▸ Work request
Retype every entry below without any change.

▸ Data in this exercise
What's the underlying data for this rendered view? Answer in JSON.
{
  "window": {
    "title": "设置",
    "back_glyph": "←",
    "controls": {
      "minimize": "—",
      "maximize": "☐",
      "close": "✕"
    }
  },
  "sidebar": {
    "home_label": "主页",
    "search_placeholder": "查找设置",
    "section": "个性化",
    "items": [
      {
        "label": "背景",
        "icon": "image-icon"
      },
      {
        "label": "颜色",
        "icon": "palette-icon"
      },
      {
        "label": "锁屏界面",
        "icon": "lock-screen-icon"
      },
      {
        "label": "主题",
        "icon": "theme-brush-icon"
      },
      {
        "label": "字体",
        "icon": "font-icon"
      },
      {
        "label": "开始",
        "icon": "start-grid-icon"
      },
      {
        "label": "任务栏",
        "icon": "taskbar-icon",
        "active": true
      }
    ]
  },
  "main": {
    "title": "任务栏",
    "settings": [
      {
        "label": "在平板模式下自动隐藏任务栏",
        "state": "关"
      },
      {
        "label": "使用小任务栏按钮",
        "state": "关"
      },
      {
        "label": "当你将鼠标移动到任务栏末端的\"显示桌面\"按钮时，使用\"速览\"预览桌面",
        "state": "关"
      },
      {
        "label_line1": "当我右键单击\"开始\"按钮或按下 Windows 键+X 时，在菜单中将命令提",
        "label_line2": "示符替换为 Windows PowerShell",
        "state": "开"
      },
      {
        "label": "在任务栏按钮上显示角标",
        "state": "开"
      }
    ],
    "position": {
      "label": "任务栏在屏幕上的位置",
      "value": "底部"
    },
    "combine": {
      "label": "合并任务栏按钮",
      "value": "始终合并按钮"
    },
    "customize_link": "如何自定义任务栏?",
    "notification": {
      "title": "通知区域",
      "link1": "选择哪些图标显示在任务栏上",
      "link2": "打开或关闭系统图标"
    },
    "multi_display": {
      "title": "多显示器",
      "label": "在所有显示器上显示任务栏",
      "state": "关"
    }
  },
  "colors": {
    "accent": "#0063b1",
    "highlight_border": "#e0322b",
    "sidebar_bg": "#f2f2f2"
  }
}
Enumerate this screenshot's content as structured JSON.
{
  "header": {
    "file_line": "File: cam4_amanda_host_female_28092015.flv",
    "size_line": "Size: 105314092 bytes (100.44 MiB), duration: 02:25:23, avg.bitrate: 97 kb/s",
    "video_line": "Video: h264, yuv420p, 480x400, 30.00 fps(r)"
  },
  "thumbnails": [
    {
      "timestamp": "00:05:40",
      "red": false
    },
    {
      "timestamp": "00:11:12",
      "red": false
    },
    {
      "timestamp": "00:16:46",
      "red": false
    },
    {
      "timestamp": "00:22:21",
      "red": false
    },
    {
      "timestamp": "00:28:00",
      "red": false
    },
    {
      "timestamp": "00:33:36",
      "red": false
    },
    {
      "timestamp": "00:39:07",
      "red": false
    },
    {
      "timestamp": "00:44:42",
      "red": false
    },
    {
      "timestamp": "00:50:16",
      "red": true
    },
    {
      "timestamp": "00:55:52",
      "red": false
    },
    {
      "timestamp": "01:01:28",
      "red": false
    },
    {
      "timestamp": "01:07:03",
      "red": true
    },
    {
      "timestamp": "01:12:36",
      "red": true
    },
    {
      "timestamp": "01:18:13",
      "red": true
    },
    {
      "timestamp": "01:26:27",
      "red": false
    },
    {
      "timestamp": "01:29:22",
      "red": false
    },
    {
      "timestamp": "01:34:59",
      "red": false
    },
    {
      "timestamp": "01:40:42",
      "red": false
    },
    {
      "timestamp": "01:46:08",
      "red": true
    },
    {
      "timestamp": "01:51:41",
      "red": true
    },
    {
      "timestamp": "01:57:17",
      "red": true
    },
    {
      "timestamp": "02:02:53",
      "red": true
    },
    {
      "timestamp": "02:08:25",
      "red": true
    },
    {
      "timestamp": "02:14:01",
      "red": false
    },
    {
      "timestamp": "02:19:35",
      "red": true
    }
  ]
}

▸ Exercise solution
What's the underlying data for this rendered view? Answer in JSON.
{
  "window": {
    "title": "设置",
    "back_glyph": "←",
    "controls": {
      "minimize": "—",
      "maximize": "☐",
      "close": "✕"
    }
  },
  "sidebar": {
    "home_label": "主页",
    "search_placeholder": "查找设置",
    "section": "个性化",
    "items": [
      {
        "label": "背景",
        "icon": "image-icon"
      },
      {
        "label": "颜色",
        "icon": "palette-icon"
      },
      {
        "label": "锁屏界面",
        "icon": "lock-screen-icon"
      },
      {
        "label": "主题",
        "icon": "theme-brush-icon"
      },
      {
        "label": "字体",
        "icon": "font-icon"
      },
      {
        "label": "开始",
        "icon": "start-grid-icon"
      },
      {
        "label": "任务栏",
        "icon": "taskbar-icon",
        "active": true
      }
    ]
  },
  "main": {
    "title": "任务栏",
    "settings": [
      {
        "label": "在平板模式下自动隐藏任务栏",
        "state": "关"
      },
      {
        "label": "使用小任务栏按钮",
        "state": "关"
      },
      {
        "label": "当你将鼠标移动到任务栏末端的\"显示桌面\"按钮时，使用\"速览\"预览桌面",
        "state": "关"
      },
      {
        "label_line1": "当我右键单击\"开始\"按钮或按下 Windows 键+X 时，在菜单中将命令提",
        "label_line2": "示符替换为 Windows PowerShell",
        "state": "开"
      },
      {
        "label": "在任务栏按钮上显示角标",
        "state": "开"
      }
    ],
    "position": {
      "label": "任务栏在屏幕上的位置",
      "value": "底部"
    },
    "combine": {
      "label": "合并任务栏按钮",
      "value": "始终合并按钮"
    },
    "customize_link": "如何自定义任务栏?",
    "notification": {
      "title": "通知区域",
      "link1": "选择哪些图标显示在任务栏上",
      "link2": "打开或关闭系统图标"
    },
    "multi_display": {
      "title": "多显示器",
      "label": "在所有显示器上显示任务栏",
      "state": "关"
    }
  },
  "colors": {
    "accent": "#0063b1",
    "highlight_border": "#e0322b",
    "sidebar_bg": "#f2f2f2"
  }
}
Enumerate this screenshot's content as structured JSON.
{
  "header": {
    "file_line": "File: cam4_amanda_host_female_28092015.flv",
    "size_line": "Size: 105314092 bytes (100.44 MiB), duration: 02:25:23, avg.bitrate: 97 kb/s",
    "video_line": "Video: h264, yuv420p, 480x400, 30.00 fps(r)"
  },
  "thumbnails": [
    {
      "timestamp": "00:05:40",
      "red": false
    },
    {
      "timestamp": "00:11:12",
      "red": false
    },
    {
      "timestamp": "00:16:46",
      "red": false
    },
    {
      "timestamp": "00:22:21",
      "red": false
    },
    {
      "timestamp": "00:28:00",
      "red": false
    },
    {
      "timestamp": "00:33:36",
      "red": false
    },
    {
      "timestamp": "00:39:07",
      "red": false
    },
    {
      "timestamp": "00:44:42",
      "red": false
    },
    {
      "timestamp": "00:50:16",
      "red": true
    },
    {
      "timestamp": "00:55:52",
      "red": false
    },
    {
      "timestamp": "01:01:28",
      "red": false
    },
    {
      "timestamp": "01:07:03",
      "red": true
    },
    {
      "timestamp": "01:12:36",
      "red": true
    },
    {
      "timestamp": "01:18:13",
      "red": true
    },
    {
      "timestamp": "01:26:27",
      "red": false
    },
    {
      "timestamp": "01:29:22",
      "red": false
    },
    {
      "timestamp": "01:34:59",
      "red": false
    },
    {
      "timestamp": "01:40:42",
      "red": false
    },
    {
      "timestamp": "01:46:08",
      "red": true
    },
    {
      "timestamp": "01:51:41",
      "red": true
    },
    {
      "timestamp": "01:57:17",
      "red": true
    },
    {
      "timestamp": "02:02:53",
      "red": true
    },
    {
      "timestamp": "02:08:25",
      "red": true
    },
    {
      "timestamp": "02:14:01",
      "red": false
    },
    {
      "timestamp": "02:19:35",
      "red": true
    }
  ]
}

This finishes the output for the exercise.